ADL Welcomes Demise Of Same-Sex Marriage Amendment; Expresses 'Dismay' At Senate Vote
New York, NY, June 7, 2006 … While pleased that the Senate could not muster enough votes to approve the so-called "Marriage Protection Amendment," the Anti-Defamation League (ADL) today expressed dismay that the Senate would even attempt to vote on a measure that would discriminate against gay Americans. The Senate voted 49-48 in favor of ending debate and proceeding to a vote on a constitutional amendment banning same sex marriage. Sixty votes were needed to end debate.
"While we are pleased that the vote fell far short of the supermajority needed for a constitutional amendment, we are dismayed that members of the Senate would even consider, much less bring to a vote a ban on gay marriage, a measure that would discriminate against a specific group of Americans," said Barbara B. Balser, ADL National Chair, and Abraham H. Foxman, ADL National Director. "It is anathema to American principles of democracy to target an entire class of people for social, economic and civil discrimination."
ADL previously had written to Senators urging them to reject any constitutional amendment banning gay marriage. In a series of letters to Republican and Democratic Senate leaders, ADL has noted that the landmark U.S. Supreme Court decision Romer v. Evans made clear that the singling out of any group for discriminatory treatment was against American constitutional tradition.
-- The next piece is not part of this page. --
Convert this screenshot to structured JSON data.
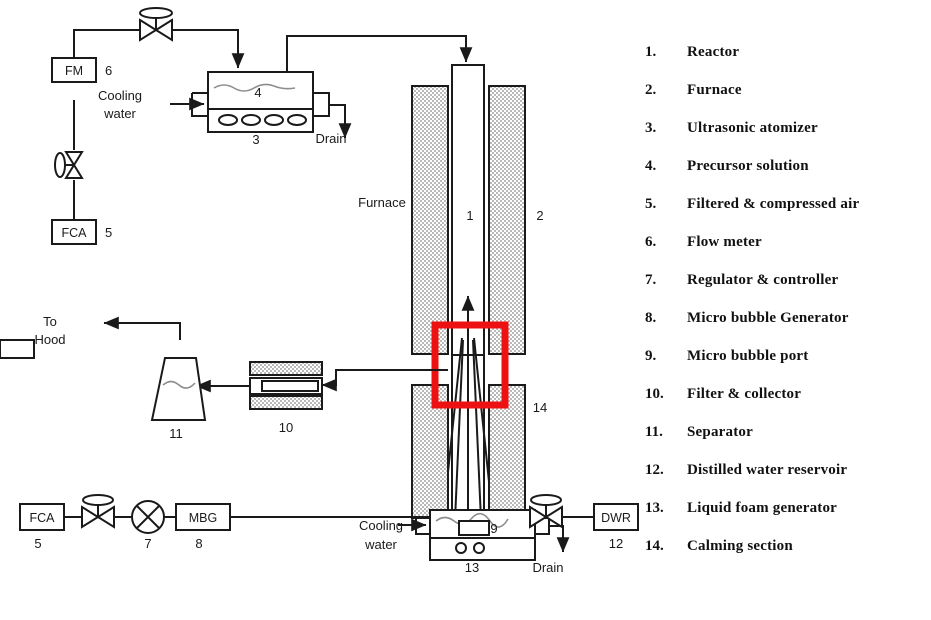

The Anti-Defamation League, founded in 1913, is the world's leading organization fighting anti-Semitism through programs and services that counteract hatred, prejudice and bigotry.